→ **WORK TO COMPLETE**
Your answer should be one number, the count of lines in the entries holding the word "Caption".

Interface dataset entries
__________
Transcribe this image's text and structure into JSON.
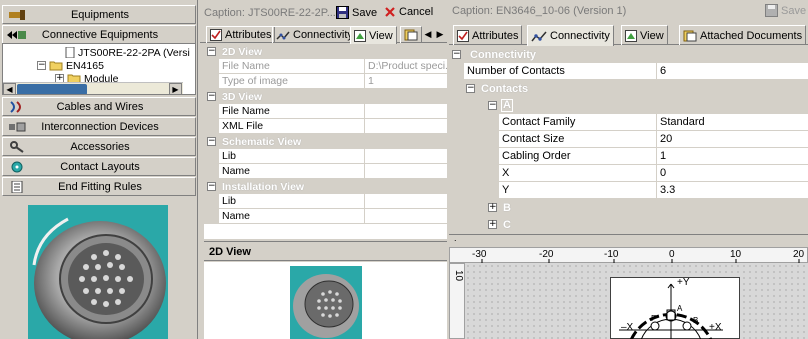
{
  "left_nav": {
    "equipments": "Equipments",
    "connective_equipments": "Connective Equipments",
    "cables_and_wires": "Cables and Wires",
    "interconnection_devices": "Interconnection Devices",
    "accessories": "Accessories",
    "contact_layouts": "Contact Layouts",
    "end_fitting_rules": "End Fitting Rules"
  },
  "tree": {
    "item1": "JTS00RE-22-2PA (Versi",
    "item2": "EN4165",
    "item3": "Module"
  },
  "middle": {
    "caption": "Caption:  JTS00RE-22-2P...",
    "save": "Save",
    "cancel": "Cancel",
    "tabs": [
      "Attributes",
      "Connectivity",
      "View"
    ],
    "grid": {
      "view2d": "2D View",
      "file_name_label": "File Name",
      "file_name_value": "D:\\Product speci...",
      "type_image_label": "Type of image",
      "type_image_value": "1",
      "view3d": "3D View",
      "file_name2": "File Name",
      "xml_file": "XML File",
      "schematic": "Schematic View",
      "lib1": "Lib",
      "name1": "Name",
      "installation": "Installation View",
      "lib2": "Lib",
      "name2": "Name"
    },
    "preview_title": "2D View"
  },
  "right": {
    "caption": "Caption:  EN3646_10-06 (Version 1)",
    "save": "Save",
    "tabs": [
      "Attributes",
      "Connectivity",
      "View",
      "Attached Documents"
    ],
    "grid": {
      "connectivity": "Connectivity",
      "num_contacts_label": "Number of Contacts",
      "num_contacts_value": "6",
      "contacts": "Contacts",
      "a": "A",
      "contact_family_label": "Contact Family",
      "contact_family_value": "Standard",
      "contact_size_label": "Contact Size",
      "contact_size_value": "20",
      "cabling_order_label": "Cabling Order",
      "cabling_order_value": "1",
      "x_label": "X",
      "x_value": "0",
      "y_label": "Y",
      "y_value": "3.3",
      "b": "B",
      "c": "C"
    },
    "ruler_ticks": [
      "-30",
      "-20",
      "-10",
      "0",
      "10",
      "20"
    ],
    "diagram": {
      "plus_y": "+Y",
      "minus_x": "–X",
      "plus_x": "+X",
      "f": "F",
      "a": "A",
      "b": "B"
    }
  },
  "colors": {
    "window_bg": "#d4d0c8",
    "teal": "#2aa8a8"
  }
}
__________
→ **EXERCISE RESULT**
2